Jim Campbell, president of Viewpoint Systems Inc. (www.viewpointusa.com) approaches the to-do list from the point of view of knowing what’s being measured, how frequently, and the outcome of those meas-urements. This could apply to monitoring vibration and component clearance in a machine or using accelerometers and proximity probes to gather data for analysis.
As a result, Campbell’s to-do list also includes choosing appropriate accelerometers (based on bandwidth and sensitivity); selecting associated signal conditioning and excitation hardware; writing application analysis software; testing on an actual machine; deploying; and then performing necessary configuration man-agement.

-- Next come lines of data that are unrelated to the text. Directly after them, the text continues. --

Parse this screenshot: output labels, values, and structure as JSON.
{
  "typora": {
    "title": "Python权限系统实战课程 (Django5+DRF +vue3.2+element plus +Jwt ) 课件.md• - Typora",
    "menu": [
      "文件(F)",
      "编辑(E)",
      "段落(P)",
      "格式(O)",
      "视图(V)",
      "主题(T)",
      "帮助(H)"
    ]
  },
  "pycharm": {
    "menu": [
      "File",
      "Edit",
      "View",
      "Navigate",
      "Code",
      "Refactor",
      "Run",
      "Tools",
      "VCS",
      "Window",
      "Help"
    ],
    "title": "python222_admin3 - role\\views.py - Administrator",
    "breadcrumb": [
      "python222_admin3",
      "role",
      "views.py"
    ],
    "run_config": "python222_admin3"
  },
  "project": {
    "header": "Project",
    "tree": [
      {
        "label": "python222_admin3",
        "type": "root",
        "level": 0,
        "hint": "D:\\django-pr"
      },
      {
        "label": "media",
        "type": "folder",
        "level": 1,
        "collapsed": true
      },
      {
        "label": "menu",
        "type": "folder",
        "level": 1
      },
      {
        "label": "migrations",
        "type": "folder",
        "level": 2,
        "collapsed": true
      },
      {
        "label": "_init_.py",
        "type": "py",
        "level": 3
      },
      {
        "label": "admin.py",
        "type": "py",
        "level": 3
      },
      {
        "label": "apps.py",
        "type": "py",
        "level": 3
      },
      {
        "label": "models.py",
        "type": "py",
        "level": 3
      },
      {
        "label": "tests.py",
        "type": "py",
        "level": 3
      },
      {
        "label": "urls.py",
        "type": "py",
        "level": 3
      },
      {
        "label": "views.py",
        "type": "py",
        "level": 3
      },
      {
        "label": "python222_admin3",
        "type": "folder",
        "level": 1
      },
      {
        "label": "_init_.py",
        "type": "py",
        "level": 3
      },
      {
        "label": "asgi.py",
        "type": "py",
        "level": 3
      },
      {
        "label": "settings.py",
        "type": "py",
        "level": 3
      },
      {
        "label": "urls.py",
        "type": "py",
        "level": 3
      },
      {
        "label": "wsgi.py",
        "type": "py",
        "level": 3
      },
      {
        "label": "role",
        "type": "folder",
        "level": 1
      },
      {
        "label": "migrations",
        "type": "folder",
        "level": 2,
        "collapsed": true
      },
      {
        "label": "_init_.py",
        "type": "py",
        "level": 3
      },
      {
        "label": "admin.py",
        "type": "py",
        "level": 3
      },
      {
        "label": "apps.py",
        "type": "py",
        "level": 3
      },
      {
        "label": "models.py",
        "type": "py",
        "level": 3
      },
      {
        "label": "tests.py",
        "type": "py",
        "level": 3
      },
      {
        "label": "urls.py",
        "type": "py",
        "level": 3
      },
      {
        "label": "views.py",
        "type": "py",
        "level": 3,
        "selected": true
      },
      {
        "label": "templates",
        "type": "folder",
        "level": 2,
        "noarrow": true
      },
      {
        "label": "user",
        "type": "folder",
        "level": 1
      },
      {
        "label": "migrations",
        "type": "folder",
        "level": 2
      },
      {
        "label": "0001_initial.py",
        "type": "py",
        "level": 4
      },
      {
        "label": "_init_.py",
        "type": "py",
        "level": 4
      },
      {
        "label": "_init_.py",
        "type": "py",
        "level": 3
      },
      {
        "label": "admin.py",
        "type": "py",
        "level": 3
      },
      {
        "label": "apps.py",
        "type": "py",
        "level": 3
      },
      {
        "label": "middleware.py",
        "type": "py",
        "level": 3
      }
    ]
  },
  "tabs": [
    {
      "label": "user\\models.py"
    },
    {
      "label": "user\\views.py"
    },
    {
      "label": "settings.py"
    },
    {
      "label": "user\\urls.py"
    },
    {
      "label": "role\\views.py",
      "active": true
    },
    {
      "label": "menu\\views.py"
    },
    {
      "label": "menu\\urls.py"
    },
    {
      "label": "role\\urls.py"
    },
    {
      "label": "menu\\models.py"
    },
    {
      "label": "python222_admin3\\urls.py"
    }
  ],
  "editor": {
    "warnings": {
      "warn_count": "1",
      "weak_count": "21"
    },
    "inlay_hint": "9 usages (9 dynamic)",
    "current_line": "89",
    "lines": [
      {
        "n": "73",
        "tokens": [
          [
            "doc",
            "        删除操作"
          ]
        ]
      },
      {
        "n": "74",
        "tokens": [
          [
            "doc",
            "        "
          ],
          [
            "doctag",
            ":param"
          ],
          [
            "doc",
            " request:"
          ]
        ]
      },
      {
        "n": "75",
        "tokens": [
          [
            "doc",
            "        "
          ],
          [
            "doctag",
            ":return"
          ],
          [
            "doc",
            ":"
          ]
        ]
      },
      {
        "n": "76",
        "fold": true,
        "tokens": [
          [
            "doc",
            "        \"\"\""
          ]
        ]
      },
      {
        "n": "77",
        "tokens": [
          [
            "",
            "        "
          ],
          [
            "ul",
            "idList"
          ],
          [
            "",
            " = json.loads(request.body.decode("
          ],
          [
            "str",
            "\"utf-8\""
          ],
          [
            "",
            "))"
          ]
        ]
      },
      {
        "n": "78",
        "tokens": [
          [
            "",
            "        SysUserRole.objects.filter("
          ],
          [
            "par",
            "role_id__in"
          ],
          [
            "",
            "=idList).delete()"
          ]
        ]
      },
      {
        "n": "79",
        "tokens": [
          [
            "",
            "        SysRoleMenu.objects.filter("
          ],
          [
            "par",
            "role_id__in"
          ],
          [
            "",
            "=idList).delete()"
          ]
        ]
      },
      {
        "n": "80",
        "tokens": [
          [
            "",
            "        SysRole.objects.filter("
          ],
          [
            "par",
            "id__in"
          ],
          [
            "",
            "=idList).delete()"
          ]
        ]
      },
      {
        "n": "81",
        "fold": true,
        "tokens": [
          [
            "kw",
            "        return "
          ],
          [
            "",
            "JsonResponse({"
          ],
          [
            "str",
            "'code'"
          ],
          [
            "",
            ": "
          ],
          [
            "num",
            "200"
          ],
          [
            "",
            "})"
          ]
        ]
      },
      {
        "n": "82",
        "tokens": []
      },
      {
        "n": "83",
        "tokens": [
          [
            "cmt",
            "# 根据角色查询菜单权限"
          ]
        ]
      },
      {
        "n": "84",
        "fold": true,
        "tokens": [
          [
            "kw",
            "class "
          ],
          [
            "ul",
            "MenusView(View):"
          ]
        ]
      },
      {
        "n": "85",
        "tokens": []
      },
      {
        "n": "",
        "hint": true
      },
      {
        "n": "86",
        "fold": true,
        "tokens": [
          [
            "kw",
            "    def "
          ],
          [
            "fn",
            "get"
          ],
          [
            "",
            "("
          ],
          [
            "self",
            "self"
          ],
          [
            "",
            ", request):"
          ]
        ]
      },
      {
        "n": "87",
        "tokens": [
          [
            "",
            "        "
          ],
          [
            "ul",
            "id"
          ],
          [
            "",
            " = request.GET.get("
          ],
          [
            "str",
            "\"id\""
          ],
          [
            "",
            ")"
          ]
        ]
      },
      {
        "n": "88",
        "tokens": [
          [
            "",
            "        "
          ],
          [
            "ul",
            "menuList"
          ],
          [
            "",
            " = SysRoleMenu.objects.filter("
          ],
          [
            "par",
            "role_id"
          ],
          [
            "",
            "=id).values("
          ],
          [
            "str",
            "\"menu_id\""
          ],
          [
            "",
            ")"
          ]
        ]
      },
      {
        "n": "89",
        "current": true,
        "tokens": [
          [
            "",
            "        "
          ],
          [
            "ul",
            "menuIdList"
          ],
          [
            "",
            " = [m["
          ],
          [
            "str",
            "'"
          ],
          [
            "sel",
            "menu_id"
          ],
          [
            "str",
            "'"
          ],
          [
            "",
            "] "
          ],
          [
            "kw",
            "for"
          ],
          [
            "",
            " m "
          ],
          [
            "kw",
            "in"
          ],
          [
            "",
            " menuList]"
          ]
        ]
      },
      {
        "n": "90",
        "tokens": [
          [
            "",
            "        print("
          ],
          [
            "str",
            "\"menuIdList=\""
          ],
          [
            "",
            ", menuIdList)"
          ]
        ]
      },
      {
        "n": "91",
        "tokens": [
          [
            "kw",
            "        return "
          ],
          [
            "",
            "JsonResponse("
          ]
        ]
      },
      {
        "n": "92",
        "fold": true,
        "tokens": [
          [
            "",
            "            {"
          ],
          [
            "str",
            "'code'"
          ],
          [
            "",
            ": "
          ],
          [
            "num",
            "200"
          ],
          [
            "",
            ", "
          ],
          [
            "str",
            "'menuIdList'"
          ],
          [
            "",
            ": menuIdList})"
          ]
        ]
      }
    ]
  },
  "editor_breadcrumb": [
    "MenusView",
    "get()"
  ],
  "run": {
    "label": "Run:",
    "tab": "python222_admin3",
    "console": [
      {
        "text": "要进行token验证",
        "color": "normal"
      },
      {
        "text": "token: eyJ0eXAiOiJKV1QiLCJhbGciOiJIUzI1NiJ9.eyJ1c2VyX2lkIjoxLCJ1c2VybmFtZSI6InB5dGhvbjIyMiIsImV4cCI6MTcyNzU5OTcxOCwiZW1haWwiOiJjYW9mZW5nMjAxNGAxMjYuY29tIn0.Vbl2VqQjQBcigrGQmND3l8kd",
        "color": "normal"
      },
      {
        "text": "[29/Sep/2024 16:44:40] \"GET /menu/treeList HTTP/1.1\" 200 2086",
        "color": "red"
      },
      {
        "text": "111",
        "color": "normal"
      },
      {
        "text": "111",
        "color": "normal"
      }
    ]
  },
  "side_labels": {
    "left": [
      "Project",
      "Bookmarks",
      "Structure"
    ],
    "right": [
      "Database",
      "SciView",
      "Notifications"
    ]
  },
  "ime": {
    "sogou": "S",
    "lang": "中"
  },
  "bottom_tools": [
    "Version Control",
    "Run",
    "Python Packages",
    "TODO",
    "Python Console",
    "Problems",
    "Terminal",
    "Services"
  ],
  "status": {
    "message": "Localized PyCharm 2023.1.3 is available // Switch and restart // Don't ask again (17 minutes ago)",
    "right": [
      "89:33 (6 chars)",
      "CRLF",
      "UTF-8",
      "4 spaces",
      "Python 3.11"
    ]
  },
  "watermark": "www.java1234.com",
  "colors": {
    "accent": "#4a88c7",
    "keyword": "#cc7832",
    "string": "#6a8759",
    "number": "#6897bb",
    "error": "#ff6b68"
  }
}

Viewpoint Systems uses National Instruments’ (www.ni.com) CompactRIO with Dynamic Signal Acquisition hardware for simultaneous sampling of multiple accelerometers and proximity probes. “Lower bandwidth signals such as fluid temperature, pressure and RPM have been measured to correlate high-speed acceleration and position waveforms against parameters traditionally measured with a programmable logic controller,” Campbell explains. “Systems such as these are basically watchdogs looking for danger signs."